It was a lover and his lass John Rutter
Brahms may have written Ein Deutsches Requiem in memory of his mother, who died in 1865; it is equally possible that he had in mind his great friend and mentor, Robert Schumann, whose madness and tragic death had profoundly affected the young Brahms, though he gave no indication of the inspiration for the work. His original conception was for a work of 6 movements, nos 1 - 4 and 6 - 7 of the present structure. In fact the first three movements were given a performance in 1867, then the 6 movements in 1868, before the composer decided to add the seventh (no. 5). The first performance of the full work was thus in 1869, a resounding success, cementing Brahms’ reputation as a composer of international stature.

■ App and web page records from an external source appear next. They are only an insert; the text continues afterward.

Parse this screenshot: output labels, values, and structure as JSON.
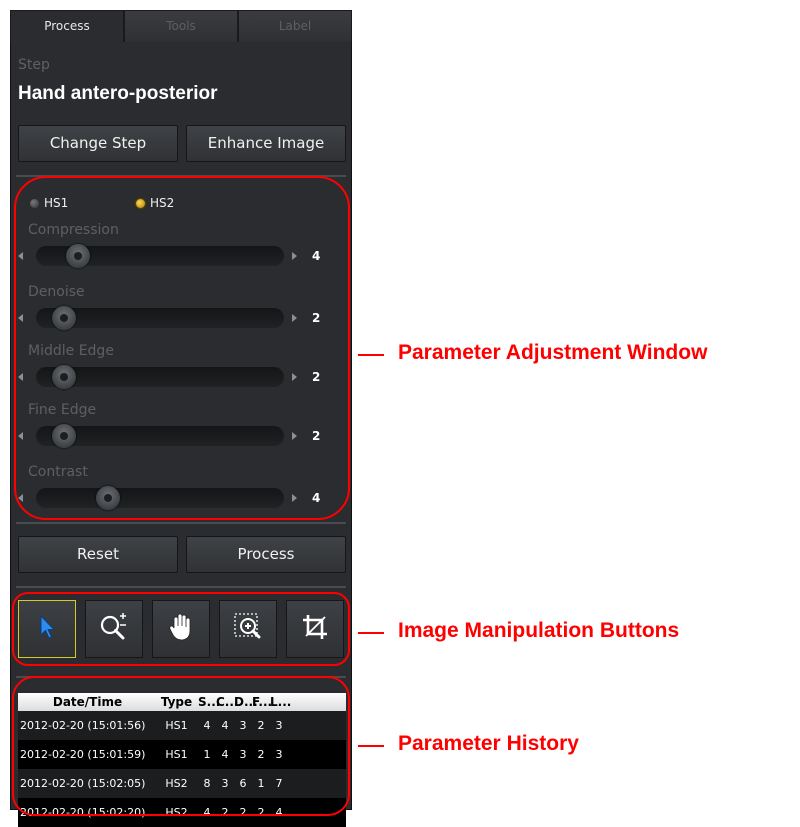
{
  "tabs": [
    {
      "label": "Process",
      "active": true
    },
    {
      "label": "Tools",
      "active": false
    },
    {
      "label": "Label",
      "active": false
    }
  ],
  "step": {
    "caption": "Step",
    "title": "Hand antero-posterior"
  },
  "buttons": {
    "change_step": "Change Step",
    "enhance_image": "Enhance Image",
    "reset": "Reset",
    "process": "Process"
  },
  "radios": [
    {
      "label": "HS1",
      "selected": false
    },
    {
      "label": "HS2",
      "selected": true
    }
  ],
  "parameters": [
    {
      "label": "Compression",
      "value": "4"
    },
    {
      "label": "Denoise",
      "value": "2"
    },
    {
      "label": "Middle Edge",
      "value": "2"
    },
    {
      "label": "Fine Edge",
      "value": "2"
    },
    {
      "label": "Contrast",
      "value": "4"
    }
  ],
  "tools": [
    {
      "icon": "pointer-arrow-icon",
      "selected": true
    },
    {
      "icon": "zoom-in-out-icon",
      "selected": false
    },
    {
      "icon": "pan-hand-icon",
      "selected": false
    },
    {
      "icon": "zoom-region-icon",
      "selected": false
    },
    {
      "icon": "crop-icon",
      "selected": false
    }
  ],
  "history": {
    "columns": [
      "Date/Time",
      "Type",
      "S...",
      "C...",
      "D...",
      "F...",
      "L..."
    ],
    "rows": [
      [
        "2012-02-20 (15:01:56)",
        "HS1",
        "4",
        "4",
        "3",
        "2",
        "3"
      ],
      [
        "2012-02-20 (15:01:59)",
        "HS1",
        "1",
        "4",
        "3",
        "2",
        "3"
      ],
      [
        "2012-02-20 (15:02:05)",
        "HS2",
        "8",
        "3",
        "6",
        "1",
        "7"
      ],
      [
        "2012-02-20 (15:02:20)",
        "HS2",
        "4",
        "2",
        "2",
        "2",
        "4"
      ]
    ]
  },
  "annotations": {
    "parameter_window": "Parameter Adjustment Window",
    "manipulation_buttons": "Image Manipulation Buttons",
    "parameter_history": "Parameter History"
  },
  "colors": {
    "annotation": "#ff0000",
    "selected_tool": "#d6c92a",
    "panel": "#2a2c2f"
  }
}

As with so much great music, the universal message of its vision transcends the circumstances of its conception, and the final structure exhibits a remarkable symmetry.

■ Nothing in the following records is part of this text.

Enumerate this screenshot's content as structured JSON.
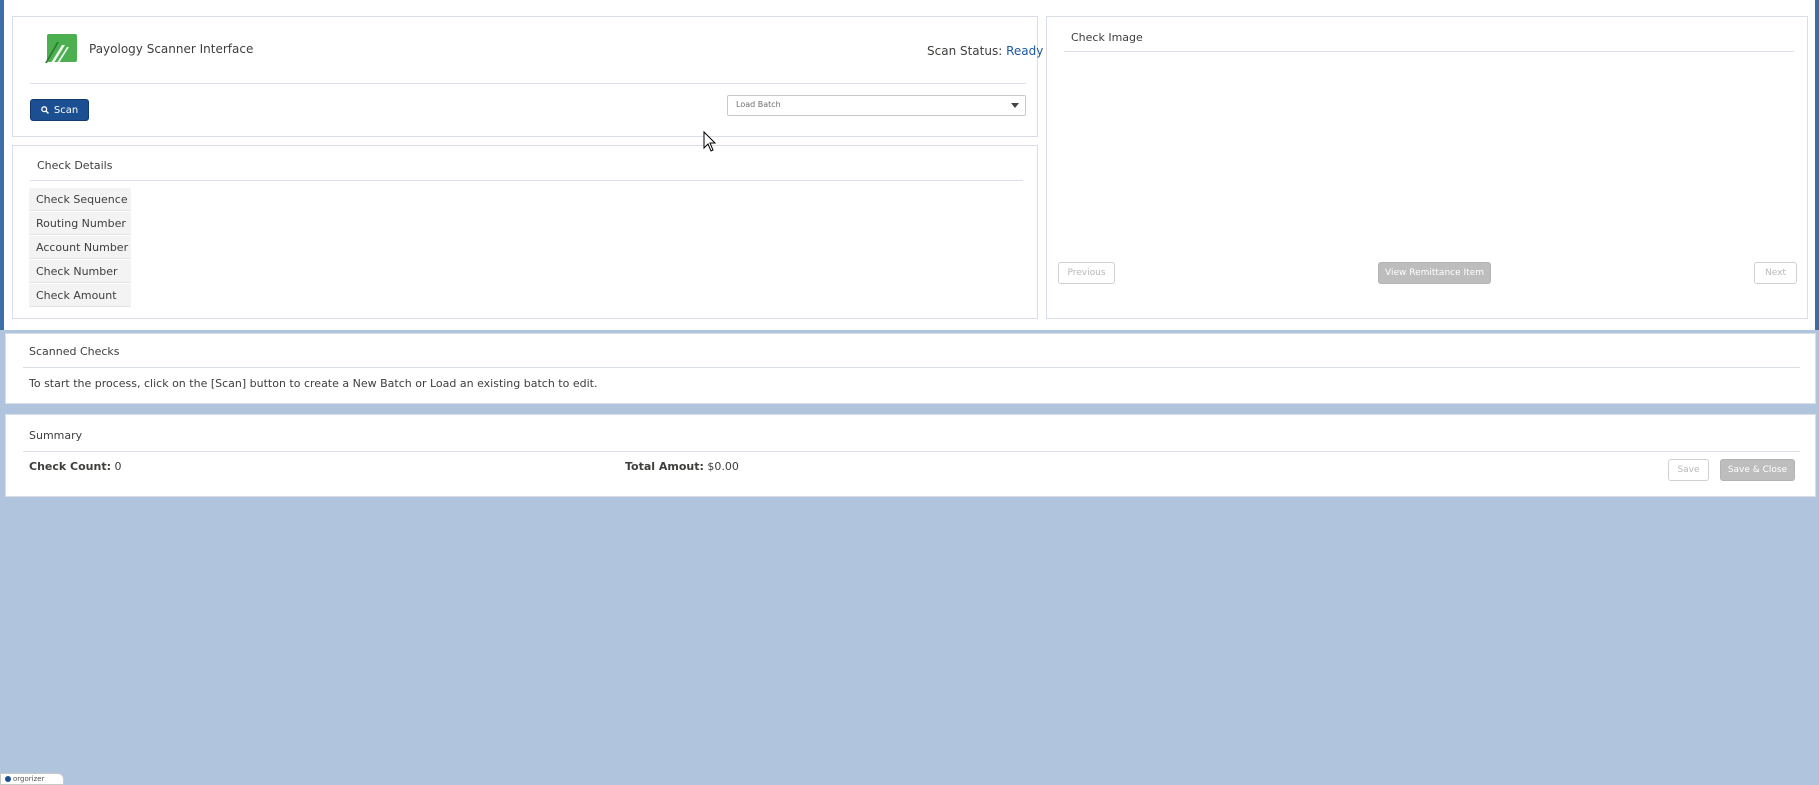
{
  "header": {
    "app_title": "Payology Scanner Interface",
    "status_label": "Scan Status:",
    "status_value": "Ready",
    "scan_button_label": "Scan",
    "scan_icon": "search-icon",
    "load_batch_placeholder": "Load Batch"
  },
  "check_details": {
    "title": "Check Details",
    "rows": [
      {
        "label": "Check Sequence"
      },
      {
        "label": "Routing Number"
      },
      {
        "label": "Account Number"
      },
      {
        "label": "Check Number"
      },
      {
        "label": "Check Amount"
      }
    ]
  },
  "check_image": {
    "title": "Check Image",
    "previous_label": "Previous",
    "view_remittance_label": "View Remittance Item",
    "next_label": "Next"
  },
  "scanned_checks": {
    "title": "Scanned Checks",
    "message": "To start the process, click on the [Scan] button to create a New Batch or Load an existing batch to edit."
  },
  "summary": {
    "title": "Summary",
    "check_count_label": "Check Count:",
    "check_count_value": "0",
    "total_label": "Total Amout:",
    "total_value": "$0.00",
    "save_label": "Save",
    "save_close_label": "Save & Close"
  },
  "footer": {
    "badge_text": "orgorizer"
  },
  "colors": {
    "page_background": "#b0c4de",
    "primary_button": "#1b4f92",
    "status_ready": "#1c5aa0",
    "logo_green": "#4caf50"
  }
}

The title itself reflects Brahms’ use of the Lutheran Bible rather than the customary Latin one. He compiled the text himself from both Old and New Testaments, and from the Apocrypha, using the beatitudes from the sermon on the mount as a starting point. It has little in common with the conventional Requiem Mass, and omits the horrors of the Last Judgement - a central feature of the Catholic liturgy - and any final plea for mercy or prayers for the dead. It also makes only a passing reference in the last movement to Christian redemption through the death of Jesus. Brahms’s intention was to write a Requiem to comfort the living, not one for the souls of the dead.
The similarity of the sombre opening and quietly radiant closing movements exemplifies the work’s symmetrical structure. The funeral-march of the second, leading finally to a hymn of joy, is balanced in turn by the initial sotto voce questioning in the sixth, itself giving way to the triumphant theme of the glorious resurrection after the last trumpet. Similarly, the baritone solo in the third, ‘Lord, let me know mine end’, is paralleled in the fifth by the ethereal soprano solo, ‘Ye now have sorrow’. The third movement itself finishes with an extended fugue of positive hope, whilst the lyrical fourth section, the widely known and loved ‘How lovely are thy dwellings’, forms the heart of the work. This movement, of contemplation and rest, is a beautiful still point, framed as it is by the solemnity of the first three movements and the transition from grief to the certainty of comfort in the last three, the final movement ending, in calm assurance, with the same word with which the whole work began, ‘Blessed’.
An alternative version of the work was prepared by Brahms to be performed as a piano duet with four hands on one piano also incorporating the vocal parts, suggesting that it was intended as a self-contained version. It demonstrates much lovely piano writing, and this is the version we are using.
To set the mood we begin with the beloved, lyrical and expressive ‘Cantique de Jean Racine’ by Faure, followed by 2 appropriate and reverential piano duets by Brahms’ great friend, Robert Schumann.
The Concert was dedicated to Pat Walder, past society chairman and member of the tenor section. Pat is greatly missed for his musical knowledge and guidance of the society for many years.